[Page and application data records]
- Opening Delimiter -

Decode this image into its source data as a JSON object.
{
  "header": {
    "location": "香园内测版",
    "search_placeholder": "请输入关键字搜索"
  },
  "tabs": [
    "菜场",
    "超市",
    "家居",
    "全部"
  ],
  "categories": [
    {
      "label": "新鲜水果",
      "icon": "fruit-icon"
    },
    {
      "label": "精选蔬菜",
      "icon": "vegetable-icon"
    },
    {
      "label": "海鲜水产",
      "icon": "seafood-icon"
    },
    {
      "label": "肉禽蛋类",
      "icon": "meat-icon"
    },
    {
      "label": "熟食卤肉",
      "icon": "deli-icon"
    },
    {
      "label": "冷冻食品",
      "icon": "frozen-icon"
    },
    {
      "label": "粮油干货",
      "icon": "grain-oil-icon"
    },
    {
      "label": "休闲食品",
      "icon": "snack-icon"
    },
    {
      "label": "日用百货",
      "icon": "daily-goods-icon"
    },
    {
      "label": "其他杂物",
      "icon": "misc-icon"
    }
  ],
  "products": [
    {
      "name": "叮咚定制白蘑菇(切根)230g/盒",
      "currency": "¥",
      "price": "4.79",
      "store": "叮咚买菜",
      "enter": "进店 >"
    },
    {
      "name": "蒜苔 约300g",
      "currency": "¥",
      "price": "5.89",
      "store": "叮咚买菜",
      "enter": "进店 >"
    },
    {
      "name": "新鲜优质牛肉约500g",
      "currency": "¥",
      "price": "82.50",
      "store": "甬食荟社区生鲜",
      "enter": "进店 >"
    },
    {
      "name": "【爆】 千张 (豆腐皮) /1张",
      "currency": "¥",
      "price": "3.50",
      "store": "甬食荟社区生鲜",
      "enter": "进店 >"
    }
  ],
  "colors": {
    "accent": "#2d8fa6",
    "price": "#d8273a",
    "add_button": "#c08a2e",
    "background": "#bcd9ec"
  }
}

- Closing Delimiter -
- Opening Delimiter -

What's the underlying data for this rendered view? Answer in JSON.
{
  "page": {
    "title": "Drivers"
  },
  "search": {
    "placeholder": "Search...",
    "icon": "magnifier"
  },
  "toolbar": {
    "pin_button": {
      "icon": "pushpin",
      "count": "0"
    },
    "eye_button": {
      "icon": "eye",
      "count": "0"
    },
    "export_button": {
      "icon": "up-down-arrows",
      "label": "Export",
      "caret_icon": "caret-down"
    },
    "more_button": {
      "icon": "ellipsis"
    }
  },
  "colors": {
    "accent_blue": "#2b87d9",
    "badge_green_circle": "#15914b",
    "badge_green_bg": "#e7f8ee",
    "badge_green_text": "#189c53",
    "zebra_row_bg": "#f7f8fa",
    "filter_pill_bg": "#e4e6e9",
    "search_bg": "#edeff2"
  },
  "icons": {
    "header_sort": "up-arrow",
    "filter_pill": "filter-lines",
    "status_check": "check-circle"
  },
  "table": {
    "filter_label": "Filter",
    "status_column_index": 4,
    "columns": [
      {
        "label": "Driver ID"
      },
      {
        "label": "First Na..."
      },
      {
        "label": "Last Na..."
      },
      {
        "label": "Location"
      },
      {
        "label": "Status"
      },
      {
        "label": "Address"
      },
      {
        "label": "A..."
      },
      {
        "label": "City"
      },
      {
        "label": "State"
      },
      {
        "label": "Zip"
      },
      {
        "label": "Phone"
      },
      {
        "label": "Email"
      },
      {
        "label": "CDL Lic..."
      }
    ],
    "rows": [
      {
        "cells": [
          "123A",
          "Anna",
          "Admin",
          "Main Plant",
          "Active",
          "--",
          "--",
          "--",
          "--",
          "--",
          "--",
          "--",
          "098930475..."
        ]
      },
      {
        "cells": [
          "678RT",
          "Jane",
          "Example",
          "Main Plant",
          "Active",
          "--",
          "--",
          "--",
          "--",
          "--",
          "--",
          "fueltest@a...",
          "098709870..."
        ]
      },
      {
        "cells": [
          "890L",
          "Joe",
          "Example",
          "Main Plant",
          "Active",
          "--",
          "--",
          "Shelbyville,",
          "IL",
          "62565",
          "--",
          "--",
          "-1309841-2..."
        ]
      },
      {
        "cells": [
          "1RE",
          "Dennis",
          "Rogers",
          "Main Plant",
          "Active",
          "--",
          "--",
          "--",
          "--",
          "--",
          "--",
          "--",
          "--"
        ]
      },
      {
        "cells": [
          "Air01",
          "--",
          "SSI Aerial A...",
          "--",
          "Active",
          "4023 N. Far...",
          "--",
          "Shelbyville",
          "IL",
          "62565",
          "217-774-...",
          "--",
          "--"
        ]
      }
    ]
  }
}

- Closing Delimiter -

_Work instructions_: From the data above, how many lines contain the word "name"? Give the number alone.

_Task response_: 4